The Commando Memorial is located near Spean Bridge in the Scottish Highlands. The village takes its name from the bridge over the River Spean on General Wade's military road between Fort William and Fort Augustus. Based at Achnacarry, Commandos and United States Army Rangers were trained in the area around the village between 1942 and 1945.

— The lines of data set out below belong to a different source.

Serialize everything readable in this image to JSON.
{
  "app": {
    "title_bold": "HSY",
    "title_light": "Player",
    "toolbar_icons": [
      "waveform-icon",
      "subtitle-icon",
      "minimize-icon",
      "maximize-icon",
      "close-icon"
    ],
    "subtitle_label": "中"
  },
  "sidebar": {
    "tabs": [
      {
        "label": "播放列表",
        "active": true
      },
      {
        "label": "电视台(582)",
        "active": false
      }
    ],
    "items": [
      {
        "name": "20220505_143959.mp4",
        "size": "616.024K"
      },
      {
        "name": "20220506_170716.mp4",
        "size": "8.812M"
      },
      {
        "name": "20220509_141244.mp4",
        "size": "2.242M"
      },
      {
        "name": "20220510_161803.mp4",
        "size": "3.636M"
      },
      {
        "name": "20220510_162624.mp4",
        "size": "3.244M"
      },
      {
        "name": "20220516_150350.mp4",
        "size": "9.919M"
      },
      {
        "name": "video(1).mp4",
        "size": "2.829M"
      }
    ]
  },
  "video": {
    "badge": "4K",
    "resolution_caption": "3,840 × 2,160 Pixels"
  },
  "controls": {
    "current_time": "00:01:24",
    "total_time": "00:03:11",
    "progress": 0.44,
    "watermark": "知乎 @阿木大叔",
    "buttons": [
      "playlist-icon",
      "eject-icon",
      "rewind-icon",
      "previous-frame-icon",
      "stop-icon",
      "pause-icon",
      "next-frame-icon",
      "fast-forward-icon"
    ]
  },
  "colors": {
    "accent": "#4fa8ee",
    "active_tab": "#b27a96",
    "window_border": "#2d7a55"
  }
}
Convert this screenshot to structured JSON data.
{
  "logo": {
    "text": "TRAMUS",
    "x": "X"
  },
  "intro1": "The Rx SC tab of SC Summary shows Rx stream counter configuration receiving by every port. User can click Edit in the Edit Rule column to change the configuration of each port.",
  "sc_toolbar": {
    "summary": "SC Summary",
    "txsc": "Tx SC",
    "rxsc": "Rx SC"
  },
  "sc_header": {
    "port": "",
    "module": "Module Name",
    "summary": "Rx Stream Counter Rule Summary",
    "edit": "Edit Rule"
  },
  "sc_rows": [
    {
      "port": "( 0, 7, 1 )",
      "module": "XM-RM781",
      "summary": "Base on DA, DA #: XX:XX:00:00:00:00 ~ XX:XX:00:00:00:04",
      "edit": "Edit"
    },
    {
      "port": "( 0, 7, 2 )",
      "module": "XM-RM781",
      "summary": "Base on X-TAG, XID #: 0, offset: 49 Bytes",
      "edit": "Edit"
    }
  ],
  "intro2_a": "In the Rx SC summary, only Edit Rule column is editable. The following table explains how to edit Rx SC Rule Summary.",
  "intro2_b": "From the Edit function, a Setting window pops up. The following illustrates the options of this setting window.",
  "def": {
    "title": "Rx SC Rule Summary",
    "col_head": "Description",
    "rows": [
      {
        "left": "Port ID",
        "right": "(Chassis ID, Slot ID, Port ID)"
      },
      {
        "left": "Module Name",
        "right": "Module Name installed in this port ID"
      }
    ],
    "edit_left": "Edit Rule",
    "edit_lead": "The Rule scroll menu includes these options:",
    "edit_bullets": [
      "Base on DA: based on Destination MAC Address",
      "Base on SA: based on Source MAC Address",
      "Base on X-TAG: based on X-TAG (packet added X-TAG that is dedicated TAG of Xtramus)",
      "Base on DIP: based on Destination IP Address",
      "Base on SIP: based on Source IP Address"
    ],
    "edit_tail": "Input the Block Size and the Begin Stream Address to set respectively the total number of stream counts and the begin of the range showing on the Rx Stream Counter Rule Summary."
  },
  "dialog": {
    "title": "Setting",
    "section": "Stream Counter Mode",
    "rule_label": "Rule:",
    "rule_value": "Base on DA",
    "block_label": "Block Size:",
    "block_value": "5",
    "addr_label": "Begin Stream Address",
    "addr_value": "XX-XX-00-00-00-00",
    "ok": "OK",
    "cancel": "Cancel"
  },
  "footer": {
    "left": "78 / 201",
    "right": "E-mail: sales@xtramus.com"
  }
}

Following Sir Winston Churchill's instruction to form a "butcher and bolt" raiding force as a means of continuing the war against Nazi Germany after the evacuation of most of the British Expeditionary Force at Dunkirk, a format for the new force was put forward by Lieutenant-Colonel Dudley Clarke (Royal Artillery) during his time as Military Assistant to General Sir John Dill, the Chief of the Imperial General Staff. He penned his proposals on 5 June 1940, just two days after the evacuation, which was approved at a meeting between Dill and Churchill on 8 June, and department M.O.9 of the War Office was created the following day to pursue the idea. M.O.9 continued to foster the Commando idea until disbanded with the creation of the Tri-service organisation known as Combined Operations, encompassing all three services. On Churchill's orders the units were to be armed with the latest equipment and were to launch an attack at the earliest opportunity.

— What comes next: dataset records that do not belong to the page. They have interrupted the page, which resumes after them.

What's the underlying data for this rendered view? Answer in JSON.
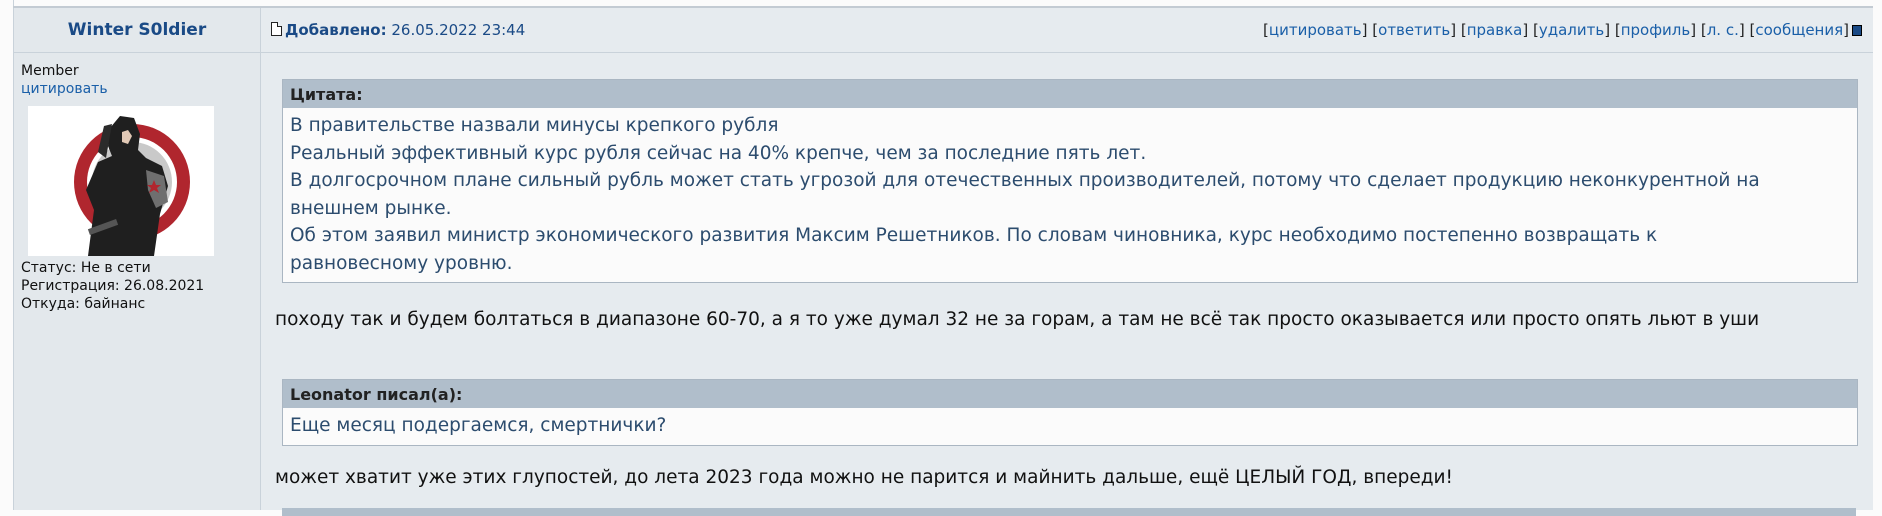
{
  "author": {
    "name": "Winter S0ldier",
    "rank": "Member",
    "quote_link": "цитировать",
    "status": "Статус: Не в сети",
    "registration": "Регистрация: 26.08.2021",
    "from": "Откуда: байнанс"
  },
  "post_header": {
    "added_label": "Добавлено:",
    "added_date": "26.05.2022 23:44",
    "actions": [
      "цитировать",
      "ответить",
      "правка",
      "удалить",
      "профиль",
      "л. с.",
      "сообщения"
    ]
  },
  "quote1": {
    "title": "Цитата:",
    "lines": [
      "В правительстве назвали минусы крепкого рубля",
      "Реальный эффективный курс рубля сейчас на 40% крепче, чем за последние пять лет.",
      "В долгосрочном плане сильный рубль может стать угрозой для отечественных производителей, потому что сделает продукцию неконкурентной на",
      "внешнем рынке.",
      "Об этом заявил министр экономического развития Максим Решетников. По словам чиновника, курс необходимо постепенно возвращать к",
      "равновесному уровню."
    ]
  },
  "reply1": "походу так и будем болтаться в диапазоне 60-70, а я то уже думал 32 не за горам, а там не всё так просто оказывается или просто опять льют в уши",
  "quote2": {
    "title": "Leonator писал(а):",
    "text": "Еще месяц подергаемся, смертнички?"
  },
  "reply2": "может хватит уже этих глупостей, до лета 2023 года можно не парится и майнить дальше, ещё ЦЕЛЫЙ ГОД, впереди!"
}
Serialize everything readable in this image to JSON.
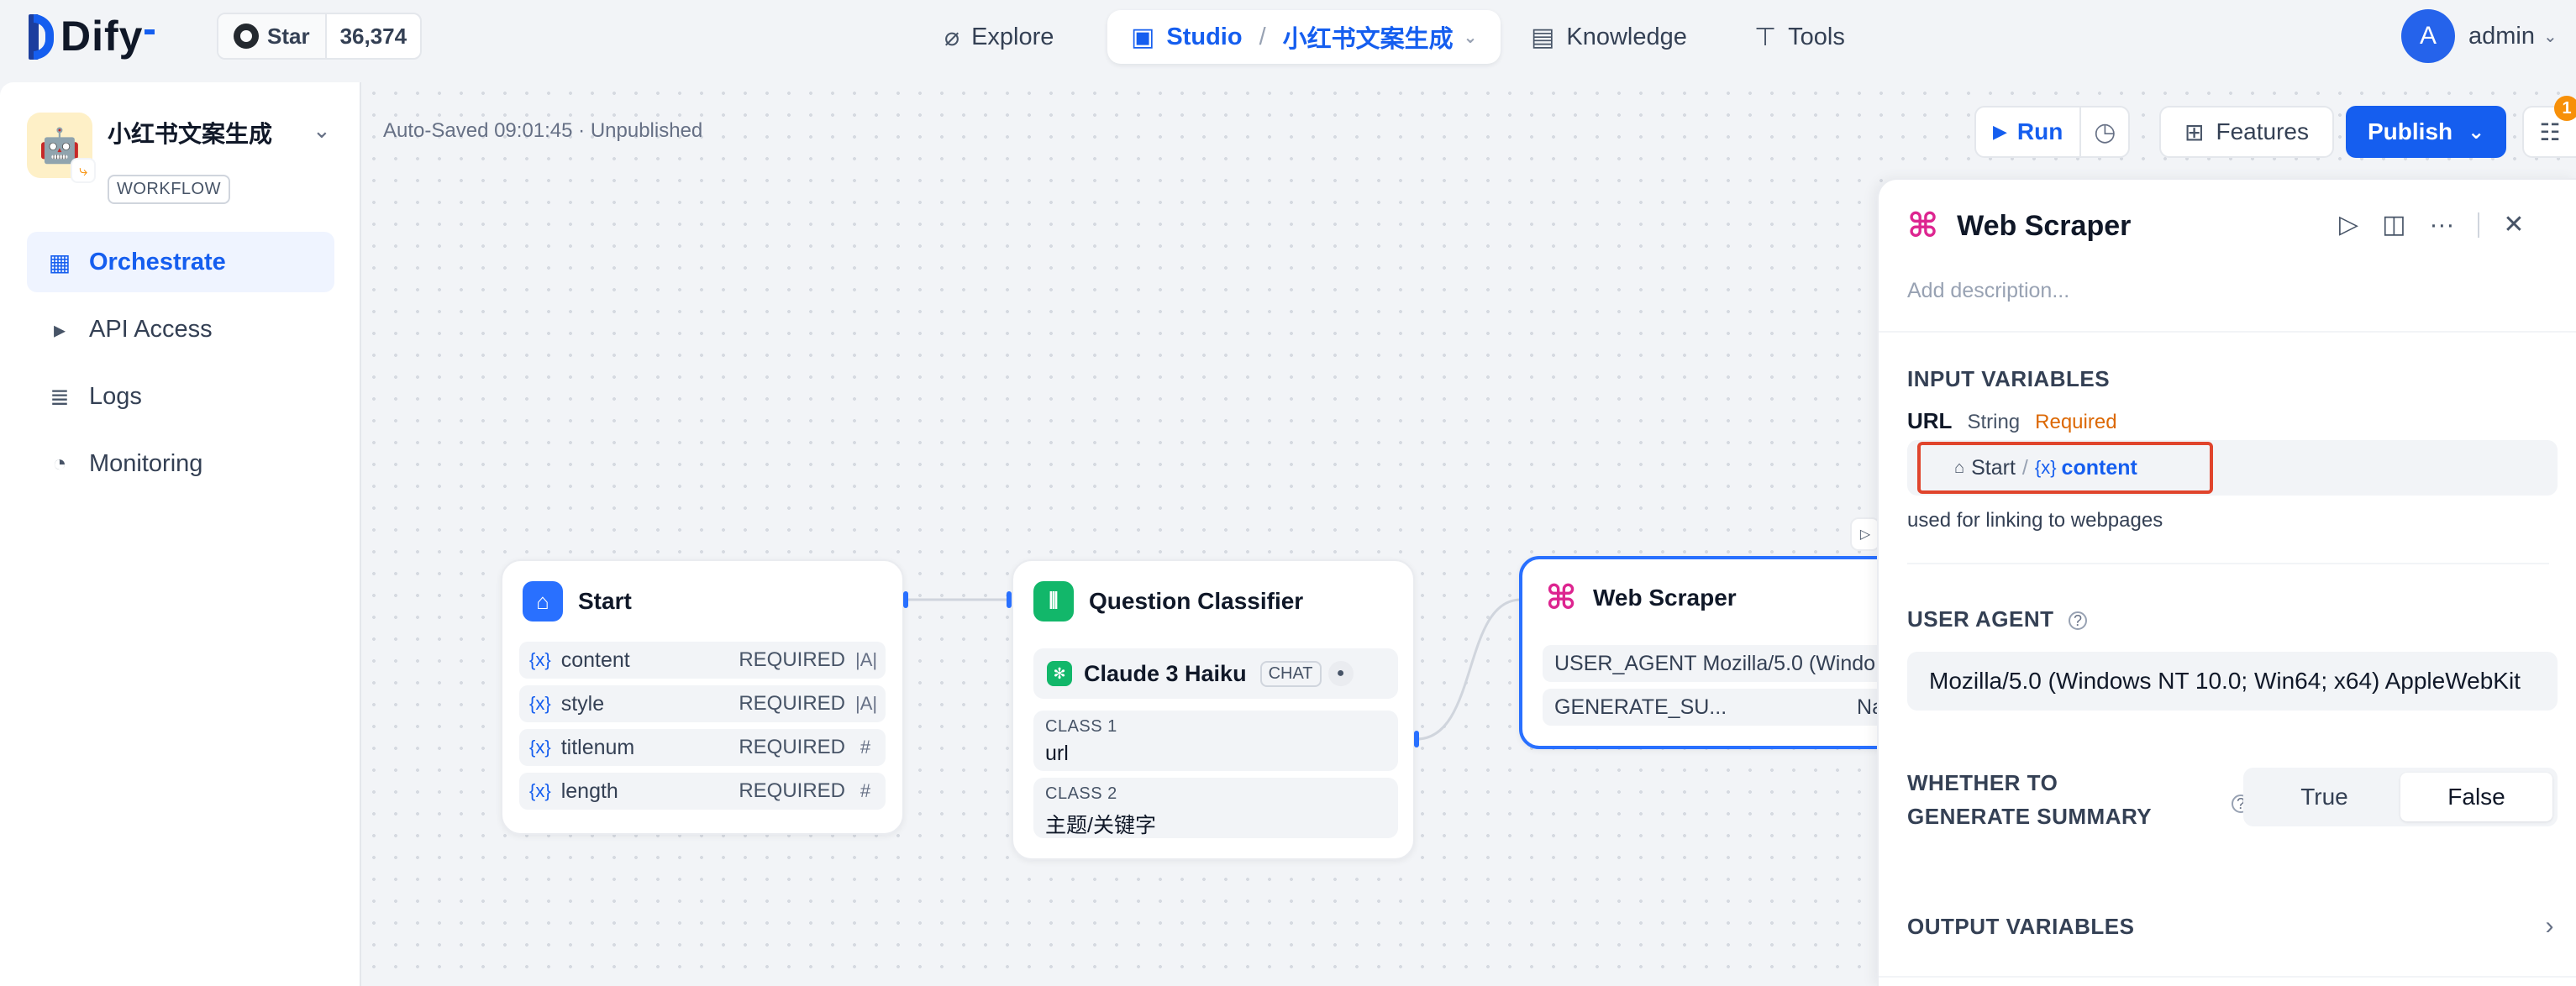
{
  "brand": {
    "name": "Dify"
  },
  "github": {
    "star_label": "Star",
    "count": "36,374"
  },
  "nav": {
    "explore": "Explore",
    "studio": "Studio",
    "app_name": "小红书文案生成",
    "knowledge": "Knowledge",
    "tools": "Tools"
  },
  "user": {
    "initial": "A",
    "name": "admin"
  },
  "sidebar": {
    "app_name": "小红书文案生成",
    "app_type": "WORKFLOW",
    "items": [
      {
        "label": "Orchestrate",
        "icon": "layout-icon",
        "active": true
      },
      {
        "label": "API Access",
        "icon": "terminal-icon",
        "active": false
      },
      {
        "label": "Logs",
        "icon": "file-list-icon",
        "active": false
      },
      {
        "label": "Monitoring",
        "icon": "gauge-icon",
        "active": false
      }
    ]
  },
  "toolbar": {
    "status": "Auto-Saved 09:01:45 · Unpublished",
    "run": "Run",
    "features": "Features",
    "publish": "Publish",
    "checklist_count": "1"
  },
  "nodes": {
    "start": {
      "title": "Start",
      "vars": [
        {
          "name": "content",
          "req": "REQUIRED",
          "type": "|A|"
        },
        {
          "name": "style",
          "req": "REQUIRED",
          "type": "|A|"
        },
        {
          "name": "titlenum",
          "req": "REQUIRED",
          "type": "#"
        },
        {
          "name": "length",
          "req": "REQUIRED",
          "type": "#"
        }
      ]
    },
    "classifier": {
      "title": "Question Classifier",
      "model": "Claude 3 Haiku",
      "mode": "CHAT",
      "classes": [
        {
          "label": "CLASS 1",
          "value": "url"
        },
        {
          "label": "CLASS 2",
          "value": "主题/关键字"
        }
      ]
    },
    "scraper": {
      "title": "Web Scraper",
      "rows": [
        {
          "key": "USER_AGENT",
          "value": "Mozilla/5.0 (Windo..."
        },
        {
          "key": "GENERATE_SU...",
          "value": "Na"
        }
      ]
    }
  },
  "panel": {
    "title": "Web Scraper",
    "description_placeholder": "Add description...",
    "input_section": "INPUT VARIABLES",
    "url_name": "URL",
    "url_type": "String",
    "url_required": "Required",
    "var_source": "Start",
    "var_name": "content",
    "url_hint": "used for linking to webpages",
    "user_agent_label": "USER AGENT",
    "user_agent_value": "Mozilla/5.0 (Windows NT 10.0; Win64; x64) AppleWebKit",
    "summary_label": "WHETHER TO GENERATE SUMMARY",
    "summary_options": [
      "True",
      "False"
    ],
    "summary_selected": "False",
    "output_section": "OUTPUT VARIABLES"
  },
  "colors": {
    "accent": "#155eef",
    "highlight": "#e0442c",
    "start_icon": "#2970ff",
    "classifier_icon": "#12b76a",
    "scraper_icon": "#dd2590"
  }
}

Dudley Clarke proposed the name "Commando" after the raiding and assault style of Boer Commando units of the Second Boer War. Despite Churchill's liking for the name, some senior officers preferred the term "Special Service" and both terms coexisted until the latter part of the war. Persistence of the term "Special Service" derived the terms "Special Air Service", for the original No. 2 Commando parachutists, and longer term the "Special Boat Service" whose origin lays in Lt. Roger Courtney’s Folbot Troop, later "Special Boat Section" of No.8 Commando and "101 Troop" of No.6 Commando.
In 1940, volunteers were called for from serving Army soldiers within certain formations still in Britain and men of the disbanding Divisional Independent Companies originally raised from Territorial Army Divisions and who had seen service in Norway. Some later recruiting was conducted in the various theatres and among foreign nationals joining the Allies. In 1942 the Admiralty agreed to volunteers being sought from the Royal Marines Division and the first Royal Marines Commando, No.40, was formed in mid February. The same year, recruits were also called for from the British Police Force. Many officers, NCOs and trainee instructors initially attended various courses at the all forces Special Training Centre at Lochailort, Scotland. Also in the Scottish Highlands, Combined Operations established a substantial all forces amphibious training centre at Inveraray, and in 1942 a specific Commando Training Centre at Achnacarry near Spean Bridge.